      The use of water canons and subsequent boarding by Chinese troops against Philippine registered vessels in international waters is an act of war. The Philippines should be able to invoke the Mutual Defense Treaty with the US in this incident. Philippine registered vessels are part of Philippine territory and their boarding by Chinese troops amount to an invasion. The US should help the Philippine Navy protect its ships in the West Philippine sea. After all, the US multinational corporations continually exploit the people and natural resources of the Philippines … worst than the Chinese do !!!

    2. Basang Sisiw on

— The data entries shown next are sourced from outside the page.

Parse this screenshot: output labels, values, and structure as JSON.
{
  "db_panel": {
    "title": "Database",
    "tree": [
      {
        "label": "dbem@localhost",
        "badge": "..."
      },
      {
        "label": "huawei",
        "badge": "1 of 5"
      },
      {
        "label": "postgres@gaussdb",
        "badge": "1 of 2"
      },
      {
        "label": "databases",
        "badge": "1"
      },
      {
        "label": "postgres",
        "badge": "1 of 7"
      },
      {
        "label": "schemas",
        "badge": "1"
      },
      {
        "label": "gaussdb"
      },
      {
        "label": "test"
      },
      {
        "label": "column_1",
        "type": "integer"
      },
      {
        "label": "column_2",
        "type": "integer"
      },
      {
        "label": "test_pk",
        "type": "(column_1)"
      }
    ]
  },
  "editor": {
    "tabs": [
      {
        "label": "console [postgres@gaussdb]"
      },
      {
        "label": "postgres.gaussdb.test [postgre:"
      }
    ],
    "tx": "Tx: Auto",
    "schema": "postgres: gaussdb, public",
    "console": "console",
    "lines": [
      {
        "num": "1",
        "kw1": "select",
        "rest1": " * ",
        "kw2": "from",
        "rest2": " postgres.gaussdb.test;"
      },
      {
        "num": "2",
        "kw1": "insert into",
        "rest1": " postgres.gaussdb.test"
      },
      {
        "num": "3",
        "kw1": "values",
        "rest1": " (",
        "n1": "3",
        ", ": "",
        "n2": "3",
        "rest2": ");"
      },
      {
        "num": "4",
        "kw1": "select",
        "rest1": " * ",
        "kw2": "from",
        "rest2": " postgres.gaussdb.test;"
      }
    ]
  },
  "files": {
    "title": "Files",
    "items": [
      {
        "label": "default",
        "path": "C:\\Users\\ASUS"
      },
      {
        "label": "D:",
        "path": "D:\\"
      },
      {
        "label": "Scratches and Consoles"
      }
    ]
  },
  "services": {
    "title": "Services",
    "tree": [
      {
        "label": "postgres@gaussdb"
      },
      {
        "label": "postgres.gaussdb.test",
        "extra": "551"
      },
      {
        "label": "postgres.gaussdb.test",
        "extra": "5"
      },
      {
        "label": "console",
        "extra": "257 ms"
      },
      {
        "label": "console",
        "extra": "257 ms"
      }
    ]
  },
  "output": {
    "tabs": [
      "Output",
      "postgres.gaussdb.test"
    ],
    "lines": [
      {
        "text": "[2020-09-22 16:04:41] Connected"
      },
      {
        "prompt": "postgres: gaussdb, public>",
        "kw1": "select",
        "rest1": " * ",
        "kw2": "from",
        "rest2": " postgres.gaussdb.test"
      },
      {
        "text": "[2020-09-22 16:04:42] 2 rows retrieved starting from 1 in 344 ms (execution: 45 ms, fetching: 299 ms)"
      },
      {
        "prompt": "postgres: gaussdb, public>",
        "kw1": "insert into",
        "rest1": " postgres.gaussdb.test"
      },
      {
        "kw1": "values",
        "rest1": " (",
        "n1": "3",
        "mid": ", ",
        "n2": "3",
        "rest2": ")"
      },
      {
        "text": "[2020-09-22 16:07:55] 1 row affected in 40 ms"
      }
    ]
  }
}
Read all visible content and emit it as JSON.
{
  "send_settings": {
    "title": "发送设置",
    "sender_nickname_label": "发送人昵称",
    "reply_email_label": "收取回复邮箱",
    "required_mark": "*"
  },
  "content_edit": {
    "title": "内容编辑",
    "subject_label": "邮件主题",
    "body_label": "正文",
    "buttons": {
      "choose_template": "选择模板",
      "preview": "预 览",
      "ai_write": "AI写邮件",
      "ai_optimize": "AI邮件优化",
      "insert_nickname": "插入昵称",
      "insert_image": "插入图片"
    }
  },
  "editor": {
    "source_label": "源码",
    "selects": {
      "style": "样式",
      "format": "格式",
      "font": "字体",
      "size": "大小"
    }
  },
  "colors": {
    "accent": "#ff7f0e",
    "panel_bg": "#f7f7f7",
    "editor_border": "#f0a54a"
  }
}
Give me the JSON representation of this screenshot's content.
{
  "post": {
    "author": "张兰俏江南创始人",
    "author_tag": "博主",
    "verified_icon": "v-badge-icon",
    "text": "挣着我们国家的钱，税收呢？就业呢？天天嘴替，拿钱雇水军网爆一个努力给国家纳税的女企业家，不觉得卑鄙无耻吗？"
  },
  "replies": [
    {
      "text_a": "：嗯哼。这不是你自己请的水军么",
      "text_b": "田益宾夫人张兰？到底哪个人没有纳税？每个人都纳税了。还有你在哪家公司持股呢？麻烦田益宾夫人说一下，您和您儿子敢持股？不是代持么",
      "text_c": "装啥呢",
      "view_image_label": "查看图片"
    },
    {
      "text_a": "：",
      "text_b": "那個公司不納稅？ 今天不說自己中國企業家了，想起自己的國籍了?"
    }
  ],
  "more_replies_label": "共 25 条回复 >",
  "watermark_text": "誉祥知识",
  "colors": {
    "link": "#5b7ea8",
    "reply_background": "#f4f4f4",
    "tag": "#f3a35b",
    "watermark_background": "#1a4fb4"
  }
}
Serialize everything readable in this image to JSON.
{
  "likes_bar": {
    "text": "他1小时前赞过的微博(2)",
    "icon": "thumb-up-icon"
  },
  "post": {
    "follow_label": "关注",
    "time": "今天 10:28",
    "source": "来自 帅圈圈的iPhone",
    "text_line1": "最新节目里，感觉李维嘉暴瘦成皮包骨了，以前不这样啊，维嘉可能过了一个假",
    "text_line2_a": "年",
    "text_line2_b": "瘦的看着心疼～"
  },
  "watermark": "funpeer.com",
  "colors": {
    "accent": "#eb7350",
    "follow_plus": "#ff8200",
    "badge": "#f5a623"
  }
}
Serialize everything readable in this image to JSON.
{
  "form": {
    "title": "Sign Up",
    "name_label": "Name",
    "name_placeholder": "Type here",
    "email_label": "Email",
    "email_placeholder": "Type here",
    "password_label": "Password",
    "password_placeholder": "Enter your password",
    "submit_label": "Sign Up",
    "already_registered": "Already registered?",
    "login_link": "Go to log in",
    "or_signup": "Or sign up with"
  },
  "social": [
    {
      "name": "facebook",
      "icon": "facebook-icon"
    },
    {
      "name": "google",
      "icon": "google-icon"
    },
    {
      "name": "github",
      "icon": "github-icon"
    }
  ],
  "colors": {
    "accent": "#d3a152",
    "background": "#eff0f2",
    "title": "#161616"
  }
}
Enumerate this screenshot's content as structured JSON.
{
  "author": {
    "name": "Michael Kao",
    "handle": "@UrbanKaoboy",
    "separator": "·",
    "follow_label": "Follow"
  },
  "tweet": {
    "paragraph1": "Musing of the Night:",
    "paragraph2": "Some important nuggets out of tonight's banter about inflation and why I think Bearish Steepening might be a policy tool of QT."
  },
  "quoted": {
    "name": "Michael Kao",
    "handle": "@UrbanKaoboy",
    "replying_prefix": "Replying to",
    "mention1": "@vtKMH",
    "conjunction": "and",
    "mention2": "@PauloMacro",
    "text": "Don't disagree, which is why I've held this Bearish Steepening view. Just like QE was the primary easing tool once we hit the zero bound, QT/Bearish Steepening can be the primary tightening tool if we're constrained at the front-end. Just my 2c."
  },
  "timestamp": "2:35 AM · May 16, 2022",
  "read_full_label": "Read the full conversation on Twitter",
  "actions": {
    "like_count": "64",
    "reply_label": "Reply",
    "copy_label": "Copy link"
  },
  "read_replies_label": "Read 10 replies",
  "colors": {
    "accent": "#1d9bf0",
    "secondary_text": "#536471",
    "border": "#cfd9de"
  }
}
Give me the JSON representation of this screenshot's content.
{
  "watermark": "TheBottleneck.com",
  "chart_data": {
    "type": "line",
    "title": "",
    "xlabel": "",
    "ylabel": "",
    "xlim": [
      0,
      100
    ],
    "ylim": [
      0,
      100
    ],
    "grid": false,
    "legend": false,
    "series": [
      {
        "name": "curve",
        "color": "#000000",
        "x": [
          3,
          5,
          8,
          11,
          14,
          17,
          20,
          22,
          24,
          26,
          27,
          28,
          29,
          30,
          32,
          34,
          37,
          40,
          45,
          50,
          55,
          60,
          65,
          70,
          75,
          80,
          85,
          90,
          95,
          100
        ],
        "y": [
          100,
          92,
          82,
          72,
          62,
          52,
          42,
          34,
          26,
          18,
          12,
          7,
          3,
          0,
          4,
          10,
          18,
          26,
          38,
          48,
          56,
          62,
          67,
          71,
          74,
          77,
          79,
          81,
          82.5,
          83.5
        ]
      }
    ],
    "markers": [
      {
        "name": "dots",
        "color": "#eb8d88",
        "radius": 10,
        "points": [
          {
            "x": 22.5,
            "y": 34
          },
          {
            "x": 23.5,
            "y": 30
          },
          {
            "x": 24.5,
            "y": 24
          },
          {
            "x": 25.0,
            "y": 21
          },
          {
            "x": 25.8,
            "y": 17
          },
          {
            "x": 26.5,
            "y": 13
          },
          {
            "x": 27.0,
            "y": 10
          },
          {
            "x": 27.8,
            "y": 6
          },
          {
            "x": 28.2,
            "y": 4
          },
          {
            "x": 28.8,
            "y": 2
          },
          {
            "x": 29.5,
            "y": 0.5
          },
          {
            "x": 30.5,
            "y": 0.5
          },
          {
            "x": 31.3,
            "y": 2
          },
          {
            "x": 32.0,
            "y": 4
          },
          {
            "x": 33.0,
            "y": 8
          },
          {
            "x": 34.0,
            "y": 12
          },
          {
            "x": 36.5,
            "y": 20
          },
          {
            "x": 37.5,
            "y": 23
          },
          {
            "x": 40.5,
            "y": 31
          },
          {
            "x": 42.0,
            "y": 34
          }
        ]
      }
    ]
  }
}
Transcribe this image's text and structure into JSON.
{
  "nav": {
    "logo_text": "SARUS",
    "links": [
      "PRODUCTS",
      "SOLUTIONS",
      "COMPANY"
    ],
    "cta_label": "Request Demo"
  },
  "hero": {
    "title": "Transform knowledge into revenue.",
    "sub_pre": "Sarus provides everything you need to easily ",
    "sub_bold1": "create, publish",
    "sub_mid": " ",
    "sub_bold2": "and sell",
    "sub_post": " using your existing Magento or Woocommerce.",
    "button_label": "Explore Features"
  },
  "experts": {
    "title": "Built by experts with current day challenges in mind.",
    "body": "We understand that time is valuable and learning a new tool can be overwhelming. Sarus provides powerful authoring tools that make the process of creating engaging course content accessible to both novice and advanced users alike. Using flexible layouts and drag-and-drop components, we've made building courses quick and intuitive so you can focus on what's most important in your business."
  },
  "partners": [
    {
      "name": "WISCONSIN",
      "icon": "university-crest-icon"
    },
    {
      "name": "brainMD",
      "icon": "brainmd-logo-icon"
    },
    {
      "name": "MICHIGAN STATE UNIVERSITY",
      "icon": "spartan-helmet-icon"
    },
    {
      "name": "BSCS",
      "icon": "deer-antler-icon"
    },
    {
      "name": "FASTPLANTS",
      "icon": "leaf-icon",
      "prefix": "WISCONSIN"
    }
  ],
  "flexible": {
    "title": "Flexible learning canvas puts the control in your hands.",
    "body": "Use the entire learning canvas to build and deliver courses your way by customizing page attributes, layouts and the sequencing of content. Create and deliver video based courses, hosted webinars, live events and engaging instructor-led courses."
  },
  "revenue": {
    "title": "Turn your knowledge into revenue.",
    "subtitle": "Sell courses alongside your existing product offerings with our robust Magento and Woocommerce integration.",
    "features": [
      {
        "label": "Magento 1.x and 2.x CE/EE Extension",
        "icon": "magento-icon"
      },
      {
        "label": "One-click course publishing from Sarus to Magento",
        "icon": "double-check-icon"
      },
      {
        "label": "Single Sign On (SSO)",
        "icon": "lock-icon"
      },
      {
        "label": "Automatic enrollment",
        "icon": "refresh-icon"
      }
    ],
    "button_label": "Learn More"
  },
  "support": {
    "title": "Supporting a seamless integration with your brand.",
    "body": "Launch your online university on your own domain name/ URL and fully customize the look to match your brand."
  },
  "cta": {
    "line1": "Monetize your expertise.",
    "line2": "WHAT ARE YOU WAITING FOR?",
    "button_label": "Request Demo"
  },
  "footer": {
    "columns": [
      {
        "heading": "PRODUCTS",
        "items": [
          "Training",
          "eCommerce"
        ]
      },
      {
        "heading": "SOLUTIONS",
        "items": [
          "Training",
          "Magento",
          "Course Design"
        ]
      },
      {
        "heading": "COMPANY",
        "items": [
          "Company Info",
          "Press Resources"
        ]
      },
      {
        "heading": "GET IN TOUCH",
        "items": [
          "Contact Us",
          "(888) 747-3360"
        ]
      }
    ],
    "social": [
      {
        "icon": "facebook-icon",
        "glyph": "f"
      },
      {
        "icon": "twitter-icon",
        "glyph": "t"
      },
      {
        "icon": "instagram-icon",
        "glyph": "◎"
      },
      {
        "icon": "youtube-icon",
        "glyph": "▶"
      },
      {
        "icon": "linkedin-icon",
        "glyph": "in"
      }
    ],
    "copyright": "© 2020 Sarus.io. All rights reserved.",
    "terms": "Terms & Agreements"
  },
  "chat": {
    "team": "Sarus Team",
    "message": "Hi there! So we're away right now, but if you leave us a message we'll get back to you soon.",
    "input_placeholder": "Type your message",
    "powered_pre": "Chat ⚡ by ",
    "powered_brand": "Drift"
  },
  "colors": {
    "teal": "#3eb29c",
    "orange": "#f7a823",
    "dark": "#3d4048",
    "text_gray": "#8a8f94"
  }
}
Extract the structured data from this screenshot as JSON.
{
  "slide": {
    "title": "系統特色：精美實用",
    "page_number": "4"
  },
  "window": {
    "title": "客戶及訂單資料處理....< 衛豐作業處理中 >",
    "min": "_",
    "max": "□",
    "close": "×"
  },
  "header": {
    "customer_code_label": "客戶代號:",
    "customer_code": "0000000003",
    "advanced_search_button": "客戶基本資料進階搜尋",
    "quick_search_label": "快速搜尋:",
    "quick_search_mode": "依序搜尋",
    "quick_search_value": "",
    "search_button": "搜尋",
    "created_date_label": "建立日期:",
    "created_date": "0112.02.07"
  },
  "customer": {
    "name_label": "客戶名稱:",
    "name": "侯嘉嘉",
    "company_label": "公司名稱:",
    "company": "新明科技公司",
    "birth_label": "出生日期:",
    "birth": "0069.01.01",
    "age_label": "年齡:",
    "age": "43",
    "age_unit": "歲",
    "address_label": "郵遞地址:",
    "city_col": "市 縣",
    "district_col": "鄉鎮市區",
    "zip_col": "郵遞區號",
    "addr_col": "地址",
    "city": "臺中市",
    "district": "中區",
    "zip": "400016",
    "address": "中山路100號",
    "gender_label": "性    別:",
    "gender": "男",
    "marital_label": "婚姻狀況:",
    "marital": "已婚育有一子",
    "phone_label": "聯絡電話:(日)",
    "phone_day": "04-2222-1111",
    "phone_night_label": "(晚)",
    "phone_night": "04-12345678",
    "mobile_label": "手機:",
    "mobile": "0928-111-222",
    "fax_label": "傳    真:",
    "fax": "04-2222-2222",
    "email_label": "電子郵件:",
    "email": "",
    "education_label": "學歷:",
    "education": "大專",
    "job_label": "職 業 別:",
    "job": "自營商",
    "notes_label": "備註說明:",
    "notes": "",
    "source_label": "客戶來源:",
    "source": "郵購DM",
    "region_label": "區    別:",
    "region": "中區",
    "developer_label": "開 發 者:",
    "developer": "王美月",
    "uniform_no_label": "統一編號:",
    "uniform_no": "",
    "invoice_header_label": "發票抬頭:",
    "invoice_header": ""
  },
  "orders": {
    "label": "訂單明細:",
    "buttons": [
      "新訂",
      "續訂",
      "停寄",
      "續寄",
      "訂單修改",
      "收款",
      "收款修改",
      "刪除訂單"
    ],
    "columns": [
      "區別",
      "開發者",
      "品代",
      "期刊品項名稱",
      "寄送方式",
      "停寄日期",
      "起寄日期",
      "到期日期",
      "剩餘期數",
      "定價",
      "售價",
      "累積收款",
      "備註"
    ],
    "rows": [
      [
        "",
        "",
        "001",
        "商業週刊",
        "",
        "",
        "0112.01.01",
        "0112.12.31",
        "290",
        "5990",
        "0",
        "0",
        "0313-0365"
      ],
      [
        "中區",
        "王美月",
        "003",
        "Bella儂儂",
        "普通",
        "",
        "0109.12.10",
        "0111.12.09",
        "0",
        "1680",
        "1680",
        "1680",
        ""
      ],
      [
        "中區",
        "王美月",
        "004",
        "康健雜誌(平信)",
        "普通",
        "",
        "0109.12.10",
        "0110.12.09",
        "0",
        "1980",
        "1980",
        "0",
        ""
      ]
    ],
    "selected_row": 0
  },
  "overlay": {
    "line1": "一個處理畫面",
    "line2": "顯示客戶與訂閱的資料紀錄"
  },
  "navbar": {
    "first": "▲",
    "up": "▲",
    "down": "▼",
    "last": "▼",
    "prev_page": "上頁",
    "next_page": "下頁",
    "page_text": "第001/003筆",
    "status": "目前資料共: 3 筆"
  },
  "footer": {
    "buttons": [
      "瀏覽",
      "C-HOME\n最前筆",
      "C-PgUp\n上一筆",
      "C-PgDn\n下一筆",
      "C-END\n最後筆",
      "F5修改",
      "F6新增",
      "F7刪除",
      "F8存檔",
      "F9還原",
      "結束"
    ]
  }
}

      Donot let those claimed islets by china get armed before grabbing them back forcibly. It won’t be easy and would be very expensive.